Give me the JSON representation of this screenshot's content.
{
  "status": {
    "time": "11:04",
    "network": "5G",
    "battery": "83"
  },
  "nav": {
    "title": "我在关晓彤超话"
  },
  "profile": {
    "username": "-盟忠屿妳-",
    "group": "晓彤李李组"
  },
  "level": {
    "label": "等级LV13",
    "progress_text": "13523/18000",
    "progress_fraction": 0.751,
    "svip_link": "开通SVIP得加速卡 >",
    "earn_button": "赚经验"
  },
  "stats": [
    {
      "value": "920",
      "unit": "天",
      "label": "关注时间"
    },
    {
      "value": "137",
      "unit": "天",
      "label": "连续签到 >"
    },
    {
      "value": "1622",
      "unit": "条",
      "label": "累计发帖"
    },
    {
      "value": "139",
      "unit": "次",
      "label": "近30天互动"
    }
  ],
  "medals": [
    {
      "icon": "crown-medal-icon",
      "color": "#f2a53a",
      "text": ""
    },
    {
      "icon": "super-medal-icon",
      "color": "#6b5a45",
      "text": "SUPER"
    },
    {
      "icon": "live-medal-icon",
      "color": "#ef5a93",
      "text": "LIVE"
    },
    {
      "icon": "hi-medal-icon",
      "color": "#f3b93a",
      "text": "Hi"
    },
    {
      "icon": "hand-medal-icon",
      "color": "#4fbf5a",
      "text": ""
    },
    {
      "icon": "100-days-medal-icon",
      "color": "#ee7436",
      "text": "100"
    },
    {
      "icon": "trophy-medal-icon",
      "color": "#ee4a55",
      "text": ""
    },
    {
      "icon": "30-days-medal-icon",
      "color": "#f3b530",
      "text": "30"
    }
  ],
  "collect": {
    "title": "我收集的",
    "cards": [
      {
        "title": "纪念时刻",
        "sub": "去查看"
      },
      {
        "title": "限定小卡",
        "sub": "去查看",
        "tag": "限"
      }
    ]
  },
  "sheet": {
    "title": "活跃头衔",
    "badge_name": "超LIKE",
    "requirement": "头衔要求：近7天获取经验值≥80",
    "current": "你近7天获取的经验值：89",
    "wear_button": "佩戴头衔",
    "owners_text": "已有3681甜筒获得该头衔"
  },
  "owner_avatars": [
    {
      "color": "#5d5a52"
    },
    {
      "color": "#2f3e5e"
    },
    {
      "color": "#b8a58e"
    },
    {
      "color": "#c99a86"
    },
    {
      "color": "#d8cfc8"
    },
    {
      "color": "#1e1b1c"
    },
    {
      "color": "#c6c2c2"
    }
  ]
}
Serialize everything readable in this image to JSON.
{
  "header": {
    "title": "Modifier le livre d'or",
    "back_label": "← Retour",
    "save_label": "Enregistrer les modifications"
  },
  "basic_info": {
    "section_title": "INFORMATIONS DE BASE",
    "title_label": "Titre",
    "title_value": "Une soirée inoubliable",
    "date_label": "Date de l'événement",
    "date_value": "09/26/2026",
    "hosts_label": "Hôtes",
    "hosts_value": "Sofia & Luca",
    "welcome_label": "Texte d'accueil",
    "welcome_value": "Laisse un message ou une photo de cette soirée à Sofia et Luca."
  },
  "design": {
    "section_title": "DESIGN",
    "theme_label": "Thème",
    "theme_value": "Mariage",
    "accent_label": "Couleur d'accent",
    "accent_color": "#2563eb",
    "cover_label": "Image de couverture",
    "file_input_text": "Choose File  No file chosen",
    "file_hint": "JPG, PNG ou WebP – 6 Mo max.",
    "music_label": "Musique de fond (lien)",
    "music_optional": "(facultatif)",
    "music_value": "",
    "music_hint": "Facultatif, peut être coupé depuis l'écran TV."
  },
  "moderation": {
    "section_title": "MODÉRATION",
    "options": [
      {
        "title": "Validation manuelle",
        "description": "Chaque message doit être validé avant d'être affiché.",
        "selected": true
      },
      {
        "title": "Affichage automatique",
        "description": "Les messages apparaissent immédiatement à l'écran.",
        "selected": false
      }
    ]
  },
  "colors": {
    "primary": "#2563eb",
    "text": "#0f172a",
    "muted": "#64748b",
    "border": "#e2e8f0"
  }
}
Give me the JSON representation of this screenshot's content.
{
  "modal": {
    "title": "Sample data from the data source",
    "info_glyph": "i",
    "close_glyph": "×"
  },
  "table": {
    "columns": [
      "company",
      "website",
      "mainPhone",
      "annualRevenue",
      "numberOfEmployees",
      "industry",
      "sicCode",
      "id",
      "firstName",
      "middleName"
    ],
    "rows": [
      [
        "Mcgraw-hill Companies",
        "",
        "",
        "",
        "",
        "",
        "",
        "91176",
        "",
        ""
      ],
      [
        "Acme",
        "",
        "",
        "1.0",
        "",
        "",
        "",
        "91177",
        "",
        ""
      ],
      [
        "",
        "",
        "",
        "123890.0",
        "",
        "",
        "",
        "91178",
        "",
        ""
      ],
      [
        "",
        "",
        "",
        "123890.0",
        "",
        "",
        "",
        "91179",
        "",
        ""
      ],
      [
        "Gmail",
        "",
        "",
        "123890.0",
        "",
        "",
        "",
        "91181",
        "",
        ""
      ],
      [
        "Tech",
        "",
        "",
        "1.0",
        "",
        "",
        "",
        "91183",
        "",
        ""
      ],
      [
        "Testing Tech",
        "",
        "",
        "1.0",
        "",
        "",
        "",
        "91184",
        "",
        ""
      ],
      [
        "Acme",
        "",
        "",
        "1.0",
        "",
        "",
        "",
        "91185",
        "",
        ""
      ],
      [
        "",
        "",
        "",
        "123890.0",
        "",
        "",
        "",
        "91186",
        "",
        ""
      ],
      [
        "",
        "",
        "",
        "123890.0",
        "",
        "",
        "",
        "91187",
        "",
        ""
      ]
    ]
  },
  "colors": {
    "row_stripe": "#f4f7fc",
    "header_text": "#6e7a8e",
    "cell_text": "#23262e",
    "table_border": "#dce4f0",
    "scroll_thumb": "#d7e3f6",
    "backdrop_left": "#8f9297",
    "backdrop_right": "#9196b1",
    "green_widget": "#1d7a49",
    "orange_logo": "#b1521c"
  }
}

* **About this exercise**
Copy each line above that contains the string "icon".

* **Output for this exercise**
      "icon": "crown-medal-icon",
      "icon": "super-medal-icon",
      "icon": "live-medal-icon",
      "icon": "hi-medal-icon",
      "icon": "hand-medal-icon",
      "icon": "100-days-medal-icon",
      "icon": "trophy-medal-icon",
      "icon": "30-days-medal-icon",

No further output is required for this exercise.